ON Sept 10, 2001, I was teaching an introduction to Islam class at the University of Iowa, where I was, at the age of 28, the first full-time professor of Islamic studies in the history of the state. That day, I had about 15 students in my class. Two days later, an additional 272 students showed up.
I’ve spent my entire career trying to help non-Muslims in the West understand Islam as a religion, a culture and an ideology. For years I was the friendly face of Islam on cable TV, the guy making jokes on Jon Stewart and getting into arguments on Fox News, trying to reframe Americans’ perceptions about my faith and culture. My first book, No God But God: The Origins, Evolution, and Future of Islam, became an international bestseller. I really thought I was making a difference.
But, at some point, I realised I wasn’t.
Five years after 9/11, in 2006, negative perceptions of Islam were far higher than they were in the immediate aftermath of the attacks. Ten years later, in 2016, the US set a record for anti-Muslim hate crimes.
Now, 20 years after 9/11, it is difficult not to conclude that all the college courses and cable news discussions, the bestselling books and viral videos – none of it made much of a difference in how Americans viewed Islam.
Some time ago I realised that I needed to think differently about how to reach people. What I came to understand is that bigotry is not the result of ignorance; bigotry is the result of fear. And fear is impervious to data. It cannot be combated with statistics and information. No amount of lectures or essays or bloviation on cable news will make someone stop fearing another person.
The only way to truly reframe people’s perception of someone they fear is to allow them to get to know that person. And one of the most effective ways to do that is to see that person on television, living an ordinary life.
This is something I learned from personal experience.
I came to the United States four decades ago as a refugee fleeing the Iranian revolution. My family arrived in Oklahoma with nothing but a suitcase each, at a time of profound anti-Iranian sentiment in this country.
We spent our first year here living in a motel room with a two-person occupancy limit. My sister and I were forced to hide in the room with the curtains drawn all day to avoid getting kicked out by the manager. We couldn’t speak English and we couldn’t go to school and we couldn’t play outside.
But we had a television. The Jeffersons and Good Times and All in the Family – these sitcoms taught us what America was and what America believed. They showed us how families talked to each other and what neighbours brought to potlucks, all while serving as our de facto baby sitter and English teacher.
TV didn’t try to convince me of anything; it just introduced me to Americans, showed me their conflicts and their connections to one another. It made me laugh. It made me cry. More than anything, it made me understand.
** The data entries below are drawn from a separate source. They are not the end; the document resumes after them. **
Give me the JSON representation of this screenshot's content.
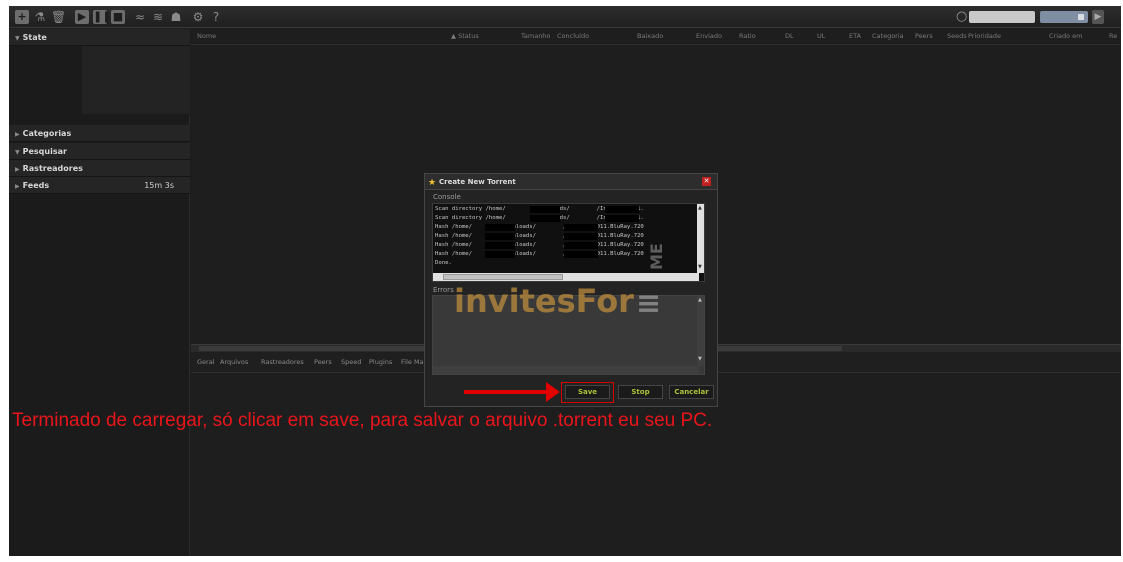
{
  "toolbar": {
    "icons": [
      "add-torrent-icon",
      "create-torrent-icon",
      "remove-icon",
      "start-icon",
      "pause-icon",
      "stop-icon",
      "rss-icon",
      "rss-icon",
      "plugin-icon",
      "settings-icon",
      "help-icon"
    ],
    "help_label": "?"
  },
  "sidebar": {
    "state": "State",
    "categorias": "Categorias",
    "pesquisar": "Pesquisar",
    "rastreadores": "Rastreadores",
    "feeds": "Feeds",
    "feeds_count": "15m 3s"
  },
  "table": {
    "columns": [
      "Nome",
      "▲ Status",
      "Tamanho",
      "Concluído",
      "Baixado",
      "Enviado",
      "Ratio",
      "DL",
      "UL",
      "ETA",
      "Categoria",
      "Peers",
      "Seeds",
      "Prioridade",
      "Criado em",
      "Re"
    ]
  },
  "tabs": [
    "Geral",
    "Arquivos",
    "Rastreadores",
    "Peers",
    "Speed",
    "Plugins",
    "File Ma"
  ],
  "dialog": {
    "title": "Create New Torrent",
    "console_label": "Console",
    "console_lines": [
      "Scan directory /home/        /downloads/        /In.Time.2011.",
      "Scan directory /home/        /downloads/        /In.Time.2011.",
      "Hash /home/        /downloads/        /In.Time.2011.BluRay.720",
      "Hash /home/        /downloads/        /In.Time.2011.BluRay.720",
      "Hash /home/        /downloads/        /In.Time.2011.BluRay.720",
      "Hash /home/        /downloads/        /In.Time.2011.BluRay.720",
      "Done."
    ],
    "errors_label": "Errors",
    "save_label": "Save",
    "stop_label": "Stop",
    "cancel_label": "Cancelar"
  },
  "watermark": "invitesFor",
  "watermark_suffix": "≡",
  "watermark_vertical": "ME",
  "caption": "Terminado de carregar, só clicar em save, para salvar o arquivo .torrent eu seu PC.",
  "colors": {
    "accent": "#a9c23a",
    "annotation": "#e8151b"
  }
}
If TV could teach me about Americans, maybe it could teach Americans about me. A few years ago, I stopped putting all my energy into books and lectures, stopped appearing on cable TV altogether, and instead began making TV shows. I realised that I could have a greater impact introducing Americans to a single Muslim on TV than I could writing more books about Islam.
It’s been a long journey for me from watching Archie Bunker with my sister to now producing a sitcom with a Muslim protagonist. United States of Al tells the story of an Afghan interpreter who comes to America to live with Riley, his best friend and a Marine veteran. It’s the first network TV show to showcase the writing and acting of Afghans and Afghan Americans, and the only one telling their story.
I know it’s a risky business to do jokes that involve war and refugees, especially in this moment of incredible tragedy. But what I learned from all those days trapped inside a motel room is that finding humour in people requires acknowledging that they’re a part of the conversation – and first, that means seeing them. Right now, at a time when the Taliban is once again controlling Kabul and some Americans are talking about “an invasion” of Afghan refugees, America desperately needs to see Afghans.
There are thousands of Afghan refugees whose stories will play out in towns across America. Like my family, many of them will have nothing more than a single suitcase of clothes and keepsakes to their name. They’re more than just chess pieces in our country’s dysfunctional politics. They need places to live and communities to support them. They need to be viewed as people with hopes and dreams and triumphs and tragedies.
Perhaps it’s naive to think that a sitcom can provide that, especially in the face of the last few heartbreaking, hope-destroying weeks. But I know, from study and experience, that TV is the most powerful relationship-building tool ever devised.
Since 9/11, terrorism has been the ordinary depiction of Muslims on American TV. That narrative is shifting through the work of a long list of American-Muslim storytellers. My hope is that perhaps an Afghan refugee watching TV in some motel room, trying to figure out what America is all about, will stumble upon this show and realise that he or she is not alone. That we see them. That we wish to know them.
It may not be much. But it’s the kind of visibility I never had growing up. — Los Angeles Times/Tribune News Service
Reza Aslan is professor of creative writing at UC Riverside and the author of numerous books about religion, including 'God: A Human History.' He is an executive producer of 'United States of Al.'